**WHAT THE TASK REQUIRES:**
Each line in the entries below that contains the word "gear" counts once. Report how many there are and nothing more.

Records from a collection
================================

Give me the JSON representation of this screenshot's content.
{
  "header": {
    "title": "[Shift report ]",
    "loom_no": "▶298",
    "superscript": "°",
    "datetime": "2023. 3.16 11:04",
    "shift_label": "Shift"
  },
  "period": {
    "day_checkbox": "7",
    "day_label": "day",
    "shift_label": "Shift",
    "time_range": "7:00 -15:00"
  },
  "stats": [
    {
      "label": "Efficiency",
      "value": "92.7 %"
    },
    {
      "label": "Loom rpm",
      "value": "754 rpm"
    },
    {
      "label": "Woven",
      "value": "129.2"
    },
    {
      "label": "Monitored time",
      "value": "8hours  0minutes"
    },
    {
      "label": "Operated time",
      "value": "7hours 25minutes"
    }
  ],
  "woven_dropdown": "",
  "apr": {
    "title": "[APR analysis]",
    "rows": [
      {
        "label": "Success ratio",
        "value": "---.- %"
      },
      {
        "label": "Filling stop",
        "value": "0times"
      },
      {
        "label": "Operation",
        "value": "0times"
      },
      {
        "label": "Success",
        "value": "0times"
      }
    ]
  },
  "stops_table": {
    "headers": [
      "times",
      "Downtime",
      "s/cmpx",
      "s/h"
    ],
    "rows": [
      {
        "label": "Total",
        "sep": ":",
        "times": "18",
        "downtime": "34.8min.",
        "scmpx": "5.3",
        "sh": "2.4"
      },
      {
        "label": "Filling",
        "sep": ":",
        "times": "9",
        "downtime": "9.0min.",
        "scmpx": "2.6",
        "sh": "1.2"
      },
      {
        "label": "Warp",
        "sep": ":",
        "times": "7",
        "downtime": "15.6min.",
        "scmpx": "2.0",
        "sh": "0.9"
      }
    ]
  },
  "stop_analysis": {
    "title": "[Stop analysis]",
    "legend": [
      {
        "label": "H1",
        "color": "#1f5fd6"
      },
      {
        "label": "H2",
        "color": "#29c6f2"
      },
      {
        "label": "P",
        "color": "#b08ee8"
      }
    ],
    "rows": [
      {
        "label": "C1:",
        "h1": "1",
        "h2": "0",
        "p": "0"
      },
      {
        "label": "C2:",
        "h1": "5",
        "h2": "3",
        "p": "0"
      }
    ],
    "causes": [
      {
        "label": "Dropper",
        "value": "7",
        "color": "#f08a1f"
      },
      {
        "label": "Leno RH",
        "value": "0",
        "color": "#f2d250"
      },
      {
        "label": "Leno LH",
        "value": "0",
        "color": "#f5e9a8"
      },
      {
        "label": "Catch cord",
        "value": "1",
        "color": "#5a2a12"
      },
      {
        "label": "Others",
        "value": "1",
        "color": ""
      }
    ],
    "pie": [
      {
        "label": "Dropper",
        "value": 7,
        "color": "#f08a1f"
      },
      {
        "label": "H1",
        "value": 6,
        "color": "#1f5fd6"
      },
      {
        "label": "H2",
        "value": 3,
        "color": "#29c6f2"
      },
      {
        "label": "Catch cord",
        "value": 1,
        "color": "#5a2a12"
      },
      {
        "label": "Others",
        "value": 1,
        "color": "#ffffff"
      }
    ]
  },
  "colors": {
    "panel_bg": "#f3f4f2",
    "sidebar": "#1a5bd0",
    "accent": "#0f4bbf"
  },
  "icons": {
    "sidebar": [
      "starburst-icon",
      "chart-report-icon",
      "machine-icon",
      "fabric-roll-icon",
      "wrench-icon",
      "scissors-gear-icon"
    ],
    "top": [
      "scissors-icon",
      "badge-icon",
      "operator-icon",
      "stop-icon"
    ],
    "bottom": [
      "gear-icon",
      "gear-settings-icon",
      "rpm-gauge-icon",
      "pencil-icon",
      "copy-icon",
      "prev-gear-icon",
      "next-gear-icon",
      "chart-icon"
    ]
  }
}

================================

**RESPONSE:**
5